Bryan G. Nelson, founding director of MenTeach, a non-profit organization based in Minneapolis that provides information to support males in the K-12 education professions, said stereotypes about men and women, fear of false accusation, and perceived low status and pay are significant barriers to overcome.
The bureau reports men and women on high school teaching staffs are more evenly divided, but still off parity; 42 percent of high school teachers in 2011 were men, down from 43.1 percent in 2007.
“Most people say it’s because of the low pay, but in unionized school districts for the same years of experience and educational level, the pay is the same for elementary (school teachers) as it is for high school (teachers), said Nelson, who noted that percentages have actually gone up for male elementary and middle-school teachers – from 18.2-18.3 – since 2010. If it were only the pay, then the percentages of men in elementary (schools) would be the same as it is in high school. As the numbers indicate, they are not. In previous economic declines, such as from 1939-1942 which included the Great Depression and World War II, Nelson said more men entered K-12 teaching, in large part due to the G.I Bill.

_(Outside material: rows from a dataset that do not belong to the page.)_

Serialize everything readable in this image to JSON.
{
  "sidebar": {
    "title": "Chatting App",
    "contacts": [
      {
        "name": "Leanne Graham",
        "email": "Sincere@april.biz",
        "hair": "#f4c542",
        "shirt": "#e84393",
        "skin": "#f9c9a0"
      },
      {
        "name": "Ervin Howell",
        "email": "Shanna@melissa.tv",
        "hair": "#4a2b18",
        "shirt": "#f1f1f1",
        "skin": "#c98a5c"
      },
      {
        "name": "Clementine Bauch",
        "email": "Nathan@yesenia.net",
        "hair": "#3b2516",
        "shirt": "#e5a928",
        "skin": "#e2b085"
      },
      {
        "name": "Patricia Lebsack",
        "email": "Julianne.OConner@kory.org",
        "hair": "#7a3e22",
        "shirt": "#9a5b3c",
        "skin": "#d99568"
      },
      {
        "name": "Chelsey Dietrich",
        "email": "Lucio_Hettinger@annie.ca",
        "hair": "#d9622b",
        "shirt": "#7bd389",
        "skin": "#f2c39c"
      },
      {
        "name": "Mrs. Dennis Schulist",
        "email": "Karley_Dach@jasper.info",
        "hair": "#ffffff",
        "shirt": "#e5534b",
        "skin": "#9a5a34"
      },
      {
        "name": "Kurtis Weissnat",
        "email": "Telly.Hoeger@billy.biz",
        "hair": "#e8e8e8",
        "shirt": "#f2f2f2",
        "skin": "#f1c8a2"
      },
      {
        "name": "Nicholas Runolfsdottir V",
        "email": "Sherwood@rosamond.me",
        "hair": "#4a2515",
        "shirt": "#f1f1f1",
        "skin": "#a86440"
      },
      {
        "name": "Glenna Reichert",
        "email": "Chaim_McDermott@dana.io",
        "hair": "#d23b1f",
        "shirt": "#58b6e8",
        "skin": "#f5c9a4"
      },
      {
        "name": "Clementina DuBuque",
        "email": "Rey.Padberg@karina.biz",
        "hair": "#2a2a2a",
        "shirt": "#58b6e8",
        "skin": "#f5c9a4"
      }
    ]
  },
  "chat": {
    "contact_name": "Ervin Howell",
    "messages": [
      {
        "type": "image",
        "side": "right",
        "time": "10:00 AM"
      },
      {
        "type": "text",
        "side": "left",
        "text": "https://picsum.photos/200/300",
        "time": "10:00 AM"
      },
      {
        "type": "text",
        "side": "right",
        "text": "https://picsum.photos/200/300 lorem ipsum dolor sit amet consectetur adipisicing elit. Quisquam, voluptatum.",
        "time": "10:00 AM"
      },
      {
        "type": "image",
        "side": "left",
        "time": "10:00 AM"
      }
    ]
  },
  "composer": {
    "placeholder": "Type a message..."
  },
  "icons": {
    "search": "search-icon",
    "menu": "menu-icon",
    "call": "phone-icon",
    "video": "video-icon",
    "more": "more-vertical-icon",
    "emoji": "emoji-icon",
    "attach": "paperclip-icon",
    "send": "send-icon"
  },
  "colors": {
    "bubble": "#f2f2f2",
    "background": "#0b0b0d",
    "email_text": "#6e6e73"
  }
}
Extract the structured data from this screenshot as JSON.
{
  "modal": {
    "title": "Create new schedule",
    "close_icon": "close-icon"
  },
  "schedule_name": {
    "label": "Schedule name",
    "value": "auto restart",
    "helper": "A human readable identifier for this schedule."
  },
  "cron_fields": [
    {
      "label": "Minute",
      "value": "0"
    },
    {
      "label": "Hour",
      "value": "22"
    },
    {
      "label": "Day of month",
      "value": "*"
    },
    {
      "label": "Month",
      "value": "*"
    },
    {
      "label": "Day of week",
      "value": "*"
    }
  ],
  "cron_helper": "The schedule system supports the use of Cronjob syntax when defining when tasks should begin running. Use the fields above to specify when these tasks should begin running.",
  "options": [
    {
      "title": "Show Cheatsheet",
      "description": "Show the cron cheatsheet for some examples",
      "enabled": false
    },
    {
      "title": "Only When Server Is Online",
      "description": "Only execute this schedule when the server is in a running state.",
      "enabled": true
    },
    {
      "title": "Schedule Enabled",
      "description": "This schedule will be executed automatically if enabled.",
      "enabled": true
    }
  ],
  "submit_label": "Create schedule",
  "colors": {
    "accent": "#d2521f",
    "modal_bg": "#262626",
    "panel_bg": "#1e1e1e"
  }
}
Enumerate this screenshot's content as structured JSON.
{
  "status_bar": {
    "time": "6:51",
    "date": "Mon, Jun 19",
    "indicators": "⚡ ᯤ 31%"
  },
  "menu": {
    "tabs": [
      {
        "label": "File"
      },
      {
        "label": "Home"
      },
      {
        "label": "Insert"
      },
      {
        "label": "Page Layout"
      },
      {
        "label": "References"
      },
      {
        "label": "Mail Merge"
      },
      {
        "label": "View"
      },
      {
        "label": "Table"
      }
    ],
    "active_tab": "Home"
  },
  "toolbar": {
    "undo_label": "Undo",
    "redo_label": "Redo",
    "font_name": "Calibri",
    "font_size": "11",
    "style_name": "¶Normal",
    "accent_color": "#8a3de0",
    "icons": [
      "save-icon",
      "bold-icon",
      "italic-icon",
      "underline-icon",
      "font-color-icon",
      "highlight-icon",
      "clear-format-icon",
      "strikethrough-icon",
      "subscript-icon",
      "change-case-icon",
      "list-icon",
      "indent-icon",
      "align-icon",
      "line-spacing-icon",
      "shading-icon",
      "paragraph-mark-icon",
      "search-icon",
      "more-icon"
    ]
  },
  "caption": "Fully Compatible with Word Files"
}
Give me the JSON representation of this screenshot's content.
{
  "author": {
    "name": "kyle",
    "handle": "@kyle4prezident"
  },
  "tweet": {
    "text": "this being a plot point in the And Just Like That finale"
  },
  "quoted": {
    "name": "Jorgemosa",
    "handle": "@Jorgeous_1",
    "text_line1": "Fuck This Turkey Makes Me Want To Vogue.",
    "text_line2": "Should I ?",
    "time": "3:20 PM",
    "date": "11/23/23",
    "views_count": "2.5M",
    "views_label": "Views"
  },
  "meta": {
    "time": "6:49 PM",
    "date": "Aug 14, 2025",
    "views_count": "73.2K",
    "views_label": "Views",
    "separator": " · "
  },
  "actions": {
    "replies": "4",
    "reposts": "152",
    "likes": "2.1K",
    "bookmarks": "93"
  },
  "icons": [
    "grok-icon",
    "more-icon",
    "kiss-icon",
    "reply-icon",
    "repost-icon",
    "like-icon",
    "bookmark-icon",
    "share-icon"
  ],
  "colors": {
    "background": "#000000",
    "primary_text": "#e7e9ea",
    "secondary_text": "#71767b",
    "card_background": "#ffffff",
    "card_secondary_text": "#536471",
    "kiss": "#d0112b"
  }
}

“Now with that information, keep in mind if we started to pay teachers $150,000 a year, we see many more men becoming teachers, said Nelson. We know that it is a combination of reasons that are associated with the decreasing percentage of male teachers.”
Nelson tells the story of a young marine who enrolled in his local university after serving in Afghanistan. As a veteran, he qualified for a scholarship and began his studies as a business major.
After a semester, the former marine felt dissatisfied with his choice. Remembering how much he enjoyed coaching children in sports, the marine thought that, perhaps, teaching would be similarly rewarding. So, he decided to make the switch to education, said Nelson.
On the first day of classes at the school of education, he found himself in a sea of women including his professors, said Nelson. He liked the program and learning more about children, but as one of only a few men in his classes, the soldier felt isolated.
Although the women were friendly, he often found himself feeling impatient with the way they discussed topics. The former marine acknowledged that his family and friends were supportive; however, they now questioned his career choice.
Both researchers and former elementary school educators have argued that the diminishing status of teachers generally, coupled with continuing sexism against men working with children, is helping tamp down the number of males willing to enter the profession.
“Not having men teaching sends a message to children that caring and education isn’t something that males do, said Nelson, co-author of ‘Men in Your Teacher Preparation Program: Five Strategies to Recruit and Retain Them.’ Think if you are a Latino or African-American young man. If you don’t see any men teaching, particularly men who share some of your characteristics, what message does that give him?
Some experts believe that, though, girls are increasingly encouraged to enter male-dominated fields, such as engineering and mathematics, boys are given less incentive or opportunity to explore working with young children.
“Children really need strong, caring men in their daily lives and school is a place where they spend many of their waking hours, said Nelson. To change it, we need to make schools and university programs male-friendly.”